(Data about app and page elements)
============
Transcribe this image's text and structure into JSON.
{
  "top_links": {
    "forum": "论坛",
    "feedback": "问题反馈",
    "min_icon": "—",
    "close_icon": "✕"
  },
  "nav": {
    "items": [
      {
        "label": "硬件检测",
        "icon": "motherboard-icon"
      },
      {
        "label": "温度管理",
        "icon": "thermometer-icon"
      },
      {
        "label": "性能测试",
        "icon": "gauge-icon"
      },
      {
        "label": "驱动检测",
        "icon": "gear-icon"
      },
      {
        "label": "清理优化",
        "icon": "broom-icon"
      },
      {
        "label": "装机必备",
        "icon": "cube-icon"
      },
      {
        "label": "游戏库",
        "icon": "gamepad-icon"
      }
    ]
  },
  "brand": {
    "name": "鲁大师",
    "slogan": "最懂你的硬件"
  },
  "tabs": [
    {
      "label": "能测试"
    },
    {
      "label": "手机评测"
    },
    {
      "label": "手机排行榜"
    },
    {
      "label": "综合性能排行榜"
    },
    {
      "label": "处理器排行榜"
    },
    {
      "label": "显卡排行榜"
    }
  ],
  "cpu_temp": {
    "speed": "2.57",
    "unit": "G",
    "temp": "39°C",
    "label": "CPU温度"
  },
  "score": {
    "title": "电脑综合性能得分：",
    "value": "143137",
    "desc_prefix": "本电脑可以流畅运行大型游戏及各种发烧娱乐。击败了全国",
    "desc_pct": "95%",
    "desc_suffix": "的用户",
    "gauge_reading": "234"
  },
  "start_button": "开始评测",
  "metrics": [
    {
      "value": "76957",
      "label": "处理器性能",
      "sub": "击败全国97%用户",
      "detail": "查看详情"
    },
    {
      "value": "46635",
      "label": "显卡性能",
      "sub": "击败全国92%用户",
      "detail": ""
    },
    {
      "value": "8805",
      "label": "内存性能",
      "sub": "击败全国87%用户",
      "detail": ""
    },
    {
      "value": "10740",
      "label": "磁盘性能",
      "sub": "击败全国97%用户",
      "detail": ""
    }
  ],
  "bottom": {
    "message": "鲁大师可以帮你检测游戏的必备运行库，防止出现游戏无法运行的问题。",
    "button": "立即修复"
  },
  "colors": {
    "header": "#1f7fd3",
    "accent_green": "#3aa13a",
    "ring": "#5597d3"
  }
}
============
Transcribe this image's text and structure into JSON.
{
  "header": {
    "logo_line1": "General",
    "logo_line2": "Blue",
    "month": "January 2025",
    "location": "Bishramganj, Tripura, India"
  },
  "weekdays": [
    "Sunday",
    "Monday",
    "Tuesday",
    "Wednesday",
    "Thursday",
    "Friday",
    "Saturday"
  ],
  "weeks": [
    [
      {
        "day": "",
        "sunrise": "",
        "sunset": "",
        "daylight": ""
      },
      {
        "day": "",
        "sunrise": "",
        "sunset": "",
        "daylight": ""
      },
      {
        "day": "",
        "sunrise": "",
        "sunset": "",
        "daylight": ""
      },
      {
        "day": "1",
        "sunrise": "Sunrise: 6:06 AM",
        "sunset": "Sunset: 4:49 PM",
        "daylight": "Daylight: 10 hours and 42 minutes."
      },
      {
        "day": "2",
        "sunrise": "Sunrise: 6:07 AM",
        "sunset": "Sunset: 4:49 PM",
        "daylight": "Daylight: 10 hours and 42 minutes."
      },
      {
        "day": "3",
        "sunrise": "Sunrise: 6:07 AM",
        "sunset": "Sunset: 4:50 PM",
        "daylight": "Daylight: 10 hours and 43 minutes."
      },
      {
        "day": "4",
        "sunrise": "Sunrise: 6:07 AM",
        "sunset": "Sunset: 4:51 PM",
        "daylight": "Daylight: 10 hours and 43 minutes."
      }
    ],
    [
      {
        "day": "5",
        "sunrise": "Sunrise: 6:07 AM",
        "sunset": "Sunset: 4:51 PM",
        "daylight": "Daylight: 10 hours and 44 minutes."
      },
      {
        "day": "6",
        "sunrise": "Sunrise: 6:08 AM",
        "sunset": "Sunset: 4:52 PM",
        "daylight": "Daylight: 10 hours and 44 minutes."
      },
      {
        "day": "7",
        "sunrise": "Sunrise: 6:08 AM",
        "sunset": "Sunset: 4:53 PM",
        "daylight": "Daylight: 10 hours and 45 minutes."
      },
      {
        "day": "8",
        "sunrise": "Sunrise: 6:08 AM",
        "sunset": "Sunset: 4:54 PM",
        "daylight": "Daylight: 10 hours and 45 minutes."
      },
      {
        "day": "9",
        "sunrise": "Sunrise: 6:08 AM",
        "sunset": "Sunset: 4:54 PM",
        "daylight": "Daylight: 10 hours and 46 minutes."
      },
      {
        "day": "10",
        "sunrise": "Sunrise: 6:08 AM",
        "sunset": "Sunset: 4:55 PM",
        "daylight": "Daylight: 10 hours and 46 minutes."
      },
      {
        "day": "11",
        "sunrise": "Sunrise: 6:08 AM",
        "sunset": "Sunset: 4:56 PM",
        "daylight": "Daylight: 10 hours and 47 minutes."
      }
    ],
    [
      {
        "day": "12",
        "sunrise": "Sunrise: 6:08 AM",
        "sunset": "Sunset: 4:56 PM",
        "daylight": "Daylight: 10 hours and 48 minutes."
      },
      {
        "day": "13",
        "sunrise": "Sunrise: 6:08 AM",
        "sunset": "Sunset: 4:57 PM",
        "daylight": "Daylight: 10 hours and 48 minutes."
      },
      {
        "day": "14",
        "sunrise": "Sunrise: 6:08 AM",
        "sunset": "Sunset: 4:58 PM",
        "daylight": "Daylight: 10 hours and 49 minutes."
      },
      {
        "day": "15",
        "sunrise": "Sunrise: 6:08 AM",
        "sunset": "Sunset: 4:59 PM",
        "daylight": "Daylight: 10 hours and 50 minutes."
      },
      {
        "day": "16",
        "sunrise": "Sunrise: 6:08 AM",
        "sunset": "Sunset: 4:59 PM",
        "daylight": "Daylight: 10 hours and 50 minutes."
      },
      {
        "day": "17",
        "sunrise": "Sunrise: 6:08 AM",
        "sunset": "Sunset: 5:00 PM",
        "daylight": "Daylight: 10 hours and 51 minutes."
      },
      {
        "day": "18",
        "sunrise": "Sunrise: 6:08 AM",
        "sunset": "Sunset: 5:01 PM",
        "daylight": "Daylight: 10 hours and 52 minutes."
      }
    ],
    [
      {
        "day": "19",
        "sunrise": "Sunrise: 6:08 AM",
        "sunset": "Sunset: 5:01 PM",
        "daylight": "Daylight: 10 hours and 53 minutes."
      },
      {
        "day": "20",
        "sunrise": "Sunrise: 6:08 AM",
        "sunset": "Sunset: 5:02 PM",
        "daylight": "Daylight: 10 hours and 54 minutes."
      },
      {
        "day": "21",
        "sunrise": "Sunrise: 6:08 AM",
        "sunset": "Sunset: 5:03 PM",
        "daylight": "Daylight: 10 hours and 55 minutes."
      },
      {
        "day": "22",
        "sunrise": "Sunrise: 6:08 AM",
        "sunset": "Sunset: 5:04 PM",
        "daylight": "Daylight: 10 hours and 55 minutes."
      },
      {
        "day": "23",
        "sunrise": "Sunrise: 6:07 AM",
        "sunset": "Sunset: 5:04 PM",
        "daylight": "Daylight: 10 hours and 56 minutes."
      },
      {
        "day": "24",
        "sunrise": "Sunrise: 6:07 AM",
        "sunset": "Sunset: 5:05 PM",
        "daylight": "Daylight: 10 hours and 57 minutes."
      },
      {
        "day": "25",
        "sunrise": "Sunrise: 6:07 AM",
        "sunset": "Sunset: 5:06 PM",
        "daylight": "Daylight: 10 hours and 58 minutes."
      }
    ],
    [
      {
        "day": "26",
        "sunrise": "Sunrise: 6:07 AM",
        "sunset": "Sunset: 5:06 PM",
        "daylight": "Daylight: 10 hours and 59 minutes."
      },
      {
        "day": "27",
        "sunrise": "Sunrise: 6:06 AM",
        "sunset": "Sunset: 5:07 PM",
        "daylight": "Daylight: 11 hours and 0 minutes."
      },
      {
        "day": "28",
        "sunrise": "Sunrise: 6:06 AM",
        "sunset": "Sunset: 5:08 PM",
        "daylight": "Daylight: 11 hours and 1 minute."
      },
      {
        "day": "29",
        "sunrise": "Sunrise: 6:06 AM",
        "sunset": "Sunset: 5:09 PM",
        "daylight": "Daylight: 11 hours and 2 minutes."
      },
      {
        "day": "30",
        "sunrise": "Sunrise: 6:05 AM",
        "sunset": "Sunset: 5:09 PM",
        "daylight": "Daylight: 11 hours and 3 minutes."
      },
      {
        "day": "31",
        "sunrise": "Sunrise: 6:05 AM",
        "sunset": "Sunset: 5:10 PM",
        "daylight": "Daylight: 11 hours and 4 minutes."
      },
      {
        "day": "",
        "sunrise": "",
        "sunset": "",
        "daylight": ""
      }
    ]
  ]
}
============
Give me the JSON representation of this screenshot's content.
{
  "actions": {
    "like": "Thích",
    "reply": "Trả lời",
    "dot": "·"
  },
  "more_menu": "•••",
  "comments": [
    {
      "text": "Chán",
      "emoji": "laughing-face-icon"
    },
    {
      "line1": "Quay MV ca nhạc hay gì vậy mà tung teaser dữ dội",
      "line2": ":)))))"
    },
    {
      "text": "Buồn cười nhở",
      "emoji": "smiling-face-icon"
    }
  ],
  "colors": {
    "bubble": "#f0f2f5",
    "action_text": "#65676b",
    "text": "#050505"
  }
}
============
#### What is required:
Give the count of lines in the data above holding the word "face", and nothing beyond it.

#### Expected answer:
2